(Data excerpts)
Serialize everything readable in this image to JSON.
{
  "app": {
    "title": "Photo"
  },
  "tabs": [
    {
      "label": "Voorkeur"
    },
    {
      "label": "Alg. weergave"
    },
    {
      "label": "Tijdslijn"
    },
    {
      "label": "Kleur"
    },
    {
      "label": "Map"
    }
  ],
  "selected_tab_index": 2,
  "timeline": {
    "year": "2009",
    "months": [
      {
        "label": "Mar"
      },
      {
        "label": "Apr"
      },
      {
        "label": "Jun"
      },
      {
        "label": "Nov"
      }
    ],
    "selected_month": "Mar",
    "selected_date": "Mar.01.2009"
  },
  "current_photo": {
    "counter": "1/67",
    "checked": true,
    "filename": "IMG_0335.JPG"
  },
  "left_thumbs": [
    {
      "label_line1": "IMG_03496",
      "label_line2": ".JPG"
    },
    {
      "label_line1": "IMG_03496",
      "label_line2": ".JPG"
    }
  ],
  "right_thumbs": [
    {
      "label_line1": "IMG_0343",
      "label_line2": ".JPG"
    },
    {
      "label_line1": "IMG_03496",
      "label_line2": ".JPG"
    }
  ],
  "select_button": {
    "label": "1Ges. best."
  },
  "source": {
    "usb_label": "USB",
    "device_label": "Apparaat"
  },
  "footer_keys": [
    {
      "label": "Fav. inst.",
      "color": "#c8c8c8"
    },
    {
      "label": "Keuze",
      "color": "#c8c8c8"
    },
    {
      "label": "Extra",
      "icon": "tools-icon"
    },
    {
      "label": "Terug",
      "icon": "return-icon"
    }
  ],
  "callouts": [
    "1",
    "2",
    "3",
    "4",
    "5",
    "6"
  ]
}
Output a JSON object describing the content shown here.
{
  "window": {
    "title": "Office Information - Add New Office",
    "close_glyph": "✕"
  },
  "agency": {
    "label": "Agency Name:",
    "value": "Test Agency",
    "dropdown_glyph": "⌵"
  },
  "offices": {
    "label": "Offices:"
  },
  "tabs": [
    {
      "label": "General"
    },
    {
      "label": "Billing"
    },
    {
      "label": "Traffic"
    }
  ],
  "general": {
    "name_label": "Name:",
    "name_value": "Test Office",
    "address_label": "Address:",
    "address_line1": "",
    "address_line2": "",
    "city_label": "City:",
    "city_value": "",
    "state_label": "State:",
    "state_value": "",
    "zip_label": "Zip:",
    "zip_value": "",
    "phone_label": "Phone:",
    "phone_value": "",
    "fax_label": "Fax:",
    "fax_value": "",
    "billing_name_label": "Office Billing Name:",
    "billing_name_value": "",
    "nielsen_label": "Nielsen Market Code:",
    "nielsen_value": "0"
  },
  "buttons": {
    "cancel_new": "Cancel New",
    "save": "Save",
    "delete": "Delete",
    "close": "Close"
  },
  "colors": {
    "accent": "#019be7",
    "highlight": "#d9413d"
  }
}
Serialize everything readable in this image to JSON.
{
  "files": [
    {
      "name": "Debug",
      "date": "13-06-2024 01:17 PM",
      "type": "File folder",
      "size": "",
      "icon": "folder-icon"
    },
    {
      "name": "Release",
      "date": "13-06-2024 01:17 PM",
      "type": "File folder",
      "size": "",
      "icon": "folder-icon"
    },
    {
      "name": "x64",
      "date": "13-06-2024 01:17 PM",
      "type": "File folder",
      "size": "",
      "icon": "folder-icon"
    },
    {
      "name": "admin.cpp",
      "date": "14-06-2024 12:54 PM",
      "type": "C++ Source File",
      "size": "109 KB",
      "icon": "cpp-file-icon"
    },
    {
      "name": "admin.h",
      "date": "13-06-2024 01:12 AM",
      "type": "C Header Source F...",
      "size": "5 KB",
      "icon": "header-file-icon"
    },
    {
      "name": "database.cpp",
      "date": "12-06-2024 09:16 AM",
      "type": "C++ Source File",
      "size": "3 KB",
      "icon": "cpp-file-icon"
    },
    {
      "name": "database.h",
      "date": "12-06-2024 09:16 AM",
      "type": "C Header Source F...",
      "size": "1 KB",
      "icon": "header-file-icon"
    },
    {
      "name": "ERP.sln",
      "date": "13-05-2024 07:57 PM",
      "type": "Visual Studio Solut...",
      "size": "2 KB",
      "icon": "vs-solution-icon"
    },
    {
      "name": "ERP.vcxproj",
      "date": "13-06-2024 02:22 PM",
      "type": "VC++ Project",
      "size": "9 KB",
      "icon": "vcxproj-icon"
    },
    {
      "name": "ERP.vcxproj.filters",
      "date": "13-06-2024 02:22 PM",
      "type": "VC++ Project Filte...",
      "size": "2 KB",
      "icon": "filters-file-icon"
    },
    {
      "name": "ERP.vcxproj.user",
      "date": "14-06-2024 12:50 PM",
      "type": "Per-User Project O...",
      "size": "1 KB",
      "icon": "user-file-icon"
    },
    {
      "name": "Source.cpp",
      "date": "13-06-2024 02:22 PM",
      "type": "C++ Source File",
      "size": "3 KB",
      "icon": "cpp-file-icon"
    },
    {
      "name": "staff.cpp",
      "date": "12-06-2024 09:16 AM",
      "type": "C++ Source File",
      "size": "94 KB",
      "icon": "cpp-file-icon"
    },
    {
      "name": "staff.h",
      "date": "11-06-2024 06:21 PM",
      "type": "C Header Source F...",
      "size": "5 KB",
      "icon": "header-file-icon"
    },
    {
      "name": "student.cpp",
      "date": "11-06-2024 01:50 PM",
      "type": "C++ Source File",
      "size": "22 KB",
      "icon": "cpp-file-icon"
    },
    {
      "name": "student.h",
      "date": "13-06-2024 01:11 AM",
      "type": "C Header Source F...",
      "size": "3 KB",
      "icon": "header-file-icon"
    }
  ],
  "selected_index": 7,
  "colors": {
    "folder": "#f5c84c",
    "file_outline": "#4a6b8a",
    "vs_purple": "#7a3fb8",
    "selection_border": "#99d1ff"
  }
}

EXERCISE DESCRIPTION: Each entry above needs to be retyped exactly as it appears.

RESULT FOR THIS TASK:
Serialize everything readable in this image to JSON.
{
  "app": {
    "title": "Photo"
  },
  "tabs": [
    {
      "label": "Voorkeur"
    },
    {
      "label": "Alg. weergave"
    },
    {
      "label": "Tijdslijn"
    },
    {
      "label": "Kleur"
    },
    {
      "label": "Map"
    }
  ],
  "selected_tab_index": 2,
  "timeline": {
    "year": "2009",
    "months": [
      {
        "label": "Mar"
      },
      {
        "label": "Apr"
      },
      {
        "label": "Jun"
      },
      {
        "label": "Nov"
      }
    ],
    "selected_month": "Mar",
    "selected_date": "Mar.01.2009"
  },
  "current_photo": {
    "counter": "1/67",
    "checked": true,
    "filename": "IMG_0335.JPG"
  },
  "left_thumbs": [
    {
      "label_line1": "IMG_03496",
      "label_line2": ".JPG"
    },
    {
      "label_line1": "IMG_03496",
      "label_line2": ".JPG"
    }
  ],
  "right_thumbs": [
    {
      "label_line1": "IMG_0343",
      "label_line2": ".JPG"
    },
    {
      "label_line1": "IMG_03496",
      "label_line2": ".JPG"
    }
  ],
  "select_button": {
    "label": "1Ges. best."
  },
  "source": {
    "usb_label": "USB",
    "device_label": "Apparaat"
  },
  "footer_keys": [
    {
      "label": "Fav. inst.",
      "color": "#c8c8c8"
    },
    {
      "label": "Keuze",
      "color": "#c8c8c8"
    },
    {
      "label": "Extra",
      "icon": "tools-icon"
    },
    {
      "label": "Terug",
      "icon": "return-icon"
    }
  ],
  "callouts": [
    "1",
    "2",
    "3",
    "4",
    "5",
    "6"
  ]
}
Output a JSON object describing the content shown here.
{
  "window": {
    "title": "Office Information - Add New Office",
    "close_glyph": "✕"
  },
  "agency": {
    "label": "Agency Name:",
    "value": "Test Agency",
    "dropdown_glyph": "⌵"
  },
  "offices": {
    "label": "Offices:"
  },
  "tabs": [
    {
      "label": "General"
    },
    {
      "label": "Billing"
    },
    {
      "label": "Traffic"
    }
  ],
  "general": {
    "name_label": "Name:",
    "name_value": "Test Office",
    "address_label": "Address:",
    "address_line1": "",
    "address_line2": "",
    "city_label": "City:",
    "city_value": "",
    "state_label": "State:",
    "state_value": "",
    "zip_label": "Zip:",
    "zip_value": "",
    "phone_label": "Phone:",
    "phone_value": "",
    "fax_label": "Fax:",
    "fax_value": "",
    "billing_name_label": "Office Billing Name:",
    "billing_name_value": "",
    "nielsen_label": "Nielsen Market Code:",
    "nielsen_value": "0"
  },
  "buttons": {
    "cancel_new": "Cancel New",
    "save": "Save",
    "delete": "Delete",
    "close": "Close"
  },
  "colors": {
    "accent": "#019be7",
    "highlight": "#d9413d"
  }
}
Serialize everything readable in this image to JSON.
{
  "files": [
    {
      "name": "Debug",
      "date": "13-06-2024 01:17 PM",
      "type": "File folder",
      "size": "",
      "icon": "folder-icon"
    },
    {
      "name": "Release",
      "date": "13-06-2024 01:17 PM",
      "type": "File folder",
      "size": "",
      "icon": "folder-icon"
    },
    {
      "name": "x64",
      "date": "13-06-2024 01:17 PM",
      "type": "File folder",
      "size": "",
      "icon": "folder-icon"
    },
    {
      "name": "admin.cpp",
      "date": "14-06-2024 12:54 PM",
      "type": "C++ Source File",
      "size": "109 KB",
      "icon": "cpp-file-icon"
    },
    {
      "name": "admin.h",
      "date": "13-06-2024 01:12 AM",
      "type": "C Header Source F...",
      "size": "5 KB",
      "icon": "header-file-icon"
    },
    {
      "name": "database.cpp",
      "date": "12-06-2024 09:16 AM",
      "type": "C++ Source File",
      "size": "3 KB",
      "icon": "cpp-file-icon"
    },
    {
      "name": "database.h",
      "date": "12-06-2024 09:16 AM",
      "type": "C Header Source F...",
      "size": "1 KB",
      "icon": "header-file-icon"
    },
    {
      "name": "ERP.sln",
      "date": "13-05-2024 07:57 PM",
      "type": "Visual Studio Solut...",
      "size": "2 KB",
      "icon": "vs-solution-icon"
    },
    {
      "name": "ERP.vcxproj",
      "date": "13-06-2024 02:22 PM",
      "type": "VC++ Project",
      "size": "9 KB",
      "icon": "vcxproj-icon"
    },
    {
      "name": "ERP.vcxproj.filters",
      "date": "13-06-2024 02:22 PM",
      "type": "VC++ Project Filte...",
      "size": "2 KB",
      "icon": "filters-file-icon"
    },
    {
      "name": "ERP.vcxproj.user",
      "date": "14-06-2024 12:50 PM",
      "type": "Per-User Project O...",
      "size": "1 KB",
      "icon": "user-file-icon"
    },
    {
      "name": "Source.cpp",
      "date": "13-06-2024 02:22 PM",
      "type": "C++ Source File",
      "size": "3 KB",
      "icon": "cpp-file-icon"
    },
    {
      "name": "staff.cpp",
      "date": "12-06-2024 09:16 AM",
      "type": "C++ Source File",
      "size": "94 KB",
      "icon": "cpp-file-icon"
    },
    {
      "name": "staff.h",
      "date": "11-06-2024 06:21 PM",
      "type": "C Header Source F...",
      "size": "5 KB",
      "icon": "header-file-icon"
    },
    {
      "name": "student.cpp",
      "date": "11-06-2024 01:50 PM",
      "type": "C++ Source File",
      "size": "22 KB",
      "icon": "cpp-file-icon"
    },
    {
      "name": "student.h",
      "date": "13-06-2024 01:11 AM",
      "type": "C Header Source F...",
      "size": "3 KB",
      "icon": "header-file-icon"
    }
  ],
  "selected_index": 7,
  "colors": {
    "folder": "#f5c84c",
    "file_outline": "#4a6b8a",
    "vs_purple": "#7a3fb8",
    "selection_border": "#99d1ff"
  }
}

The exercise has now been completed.